Information supplied START

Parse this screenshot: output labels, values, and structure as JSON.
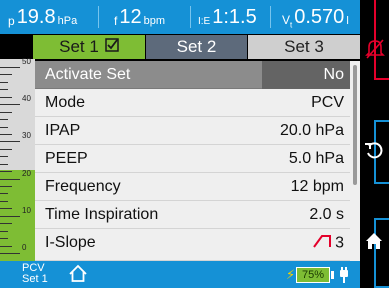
{
  "measurements": [
    {
      "prefix": "p",
      "value": "19.8",
      "unit": "hPa"
    },
    {
      "prefix": "f",
      "value": "12",
      "unit": "bpm"
    },
    {
      "prefix": "I:E",
      "value": "1:1.5",
      "unit": ""
    },
    {
      "prefix": "Vt",
      "value": "0.570",
      "unit": "l"
    }
  ],
  "tabs": [
    {
      "label": "Set 1",
      "active": true,
      "icon": "checkbox-checked-icon"
    },
    {
      "label": "Set 2"
    },
    {
      "label": "Set 3"
    }
  ],
  "gauge": {
    "labels": [
      "50",
      "40",
      "30",
      "20",
      "10",
      "0"
    ],
    "level_percent": 45
  },
  "params": [
    {
      "label": "Activate Set",
      "value": "No"
    },
    {
      "label": "Mode",
      "value": "PCV"
    },
    {
      "label": "IPAP",
      "value": "20.0 hPa"
    },
    {
      "label": "PEEP",
      "value": "5.0 hPa"
    },
    {
      "label": "Frequency",
      "value": "12 bpm"
    },
    {
      "label": "Time Inspiration",
      "value": "2.0 s"
    },
    {
      "label": "I-Slope",
      "value": "3",
      "icon": "rise-slope-icon"
    }
  ],
  "status": {
    "mode_line1": "PCV",
    "mode_line2": "Set 1",
    "battery": "75%"
  },
  "side_buttons": [
    "alarm-silenced-icon",
    "undo-icon",
    "home-icon"
  ],
  "colors": {
    "accent": "#1591d6",
    "set1": "#7ebd34",
    "alarm": "#e4002b"
  }
}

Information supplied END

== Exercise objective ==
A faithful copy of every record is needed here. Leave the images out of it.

== Finished task ==
Parse this screenshot: output labels, values, and structure as JSON.
{
  "measurements": [
    {
      "prefix": "p",
      "value": "19.8",
      "unit": "hPa"
    },
    {
      "prefix": "f",
      "value": "12",
      "unit": "bpm"
    },
    {
      "prefix": "I:E",
      "value": "1:1.5",
      "unit": ""
    },
    {
      "prefix": "Vt",
      "value": "0.570",
      "unit": "l"
    }
  ],
  "tabs": [
    {
      "label": "Set 1",
      "active": true,
      "icon": "checkbox-checked-icon"
    },
    {
      "label": "Set 2"
    },
    {
      "label": "Set 3"
    }
  ],
  "gauge": {
    "labels": [
      "50",
      "40",
      "30",
      "20",
      "10",
      "0"
    ],
    "level_percent": 45
  },
  "params": [
    {
      "label": "Activate Set",
      "value": "No"
    },
    {
      "label": "Mode",
      "value": "PCV"
    },
    {
      "label": "IPAP",
      "value": "20.0 hPa"
    },
    {
      "label": "PEEP",
      "value": "5.0 hPa"
    },
    {
      "label": "Frequency",
      "value": "12 bpm"
    },
    {
      "label": "Time Inspiration",
      "value": "2.0 s"
    },
    {
      "label": "I-Slope",
      "value": "3",
      "icon": "rise-slope-icon"
    }
  ],
  "status": {
    "mode_line1": "PCV",
    "mode_line2": "Set 1",
    "battery": "75%"
  },
  "side_buttons": [
    "alarm-silenced-icon",
    "undo-icon",
    "home-icon"
  ],
  "colors": {
    "accent": "#1591d6",
    "set1": "#7ebd34",
    "alarm": "#e4002b"
  }
}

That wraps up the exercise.